Without abruptness the eyeless dark,
edged only in mists over mountains,
pulls on another wet December morning.
Without awakening the day begins.

A cat sleeps under the house, and a dog
sighs from a dream, and the cows stare and chew;
a clump of scrub oak sleep tangled like lovers,
and the pale grass slumbers in its bed of dew.

The red and yellow leaves scattered across
the marshland that was a yard are drowning,
and the black tree bark is smeared, and the moss
clinging to the roof of the barn is dripping green.

The air, separating itself from the sky,
illuminates without a source or boundaries:
everything is diffuse and pours into
everything else like the meeting of two seas.

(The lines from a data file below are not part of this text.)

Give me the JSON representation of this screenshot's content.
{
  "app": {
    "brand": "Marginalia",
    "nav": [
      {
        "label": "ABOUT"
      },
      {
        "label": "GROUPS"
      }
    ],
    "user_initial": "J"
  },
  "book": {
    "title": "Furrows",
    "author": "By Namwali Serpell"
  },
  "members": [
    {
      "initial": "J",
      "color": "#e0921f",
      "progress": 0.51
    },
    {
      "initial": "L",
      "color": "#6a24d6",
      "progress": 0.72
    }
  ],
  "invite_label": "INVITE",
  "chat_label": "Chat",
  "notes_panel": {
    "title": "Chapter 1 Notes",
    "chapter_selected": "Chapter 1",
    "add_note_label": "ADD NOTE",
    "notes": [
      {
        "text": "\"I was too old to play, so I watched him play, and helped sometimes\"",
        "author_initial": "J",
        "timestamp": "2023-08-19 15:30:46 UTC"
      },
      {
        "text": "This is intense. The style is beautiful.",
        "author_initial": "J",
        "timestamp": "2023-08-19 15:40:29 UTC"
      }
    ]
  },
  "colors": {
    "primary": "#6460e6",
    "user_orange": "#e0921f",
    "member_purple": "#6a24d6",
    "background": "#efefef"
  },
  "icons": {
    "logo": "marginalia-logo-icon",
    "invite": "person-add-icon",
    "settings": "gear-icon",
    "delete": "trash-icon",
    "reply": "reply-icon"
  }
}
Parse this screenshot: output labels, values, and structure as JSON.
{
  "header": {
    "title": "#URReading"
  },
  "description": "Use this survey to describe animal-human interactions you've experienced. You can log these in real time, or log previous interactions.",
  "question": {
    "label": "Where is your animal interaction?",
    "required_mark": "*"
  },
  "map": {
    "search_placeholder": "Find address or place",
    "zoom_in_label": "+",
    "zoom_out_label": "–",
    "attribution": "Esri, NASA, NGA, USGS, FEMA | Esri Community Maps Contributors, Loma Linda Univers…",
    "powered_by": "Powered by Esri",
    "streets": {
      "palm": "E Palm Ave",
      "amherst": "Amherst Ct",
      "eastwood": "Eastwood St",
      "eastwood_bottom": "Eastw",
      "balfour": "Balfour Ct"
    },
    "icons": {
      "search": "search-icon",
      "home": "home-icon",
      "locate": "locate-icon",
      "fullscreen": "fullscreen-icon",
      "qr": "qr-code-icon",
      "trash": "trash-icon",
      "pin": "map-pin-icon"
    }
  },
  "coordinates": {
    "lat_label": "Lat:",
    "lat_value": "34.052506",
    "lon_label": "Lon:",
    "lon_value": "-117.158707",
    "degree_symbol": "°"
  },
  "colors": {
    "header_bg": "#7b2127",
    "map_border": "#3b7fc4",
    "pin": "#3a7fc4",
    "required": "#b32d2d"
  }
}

And the sun, pretending to be absolute,
is everywhere without being available,
while the rain with its little, inundated voice
whispers: where are you, where are you my soul?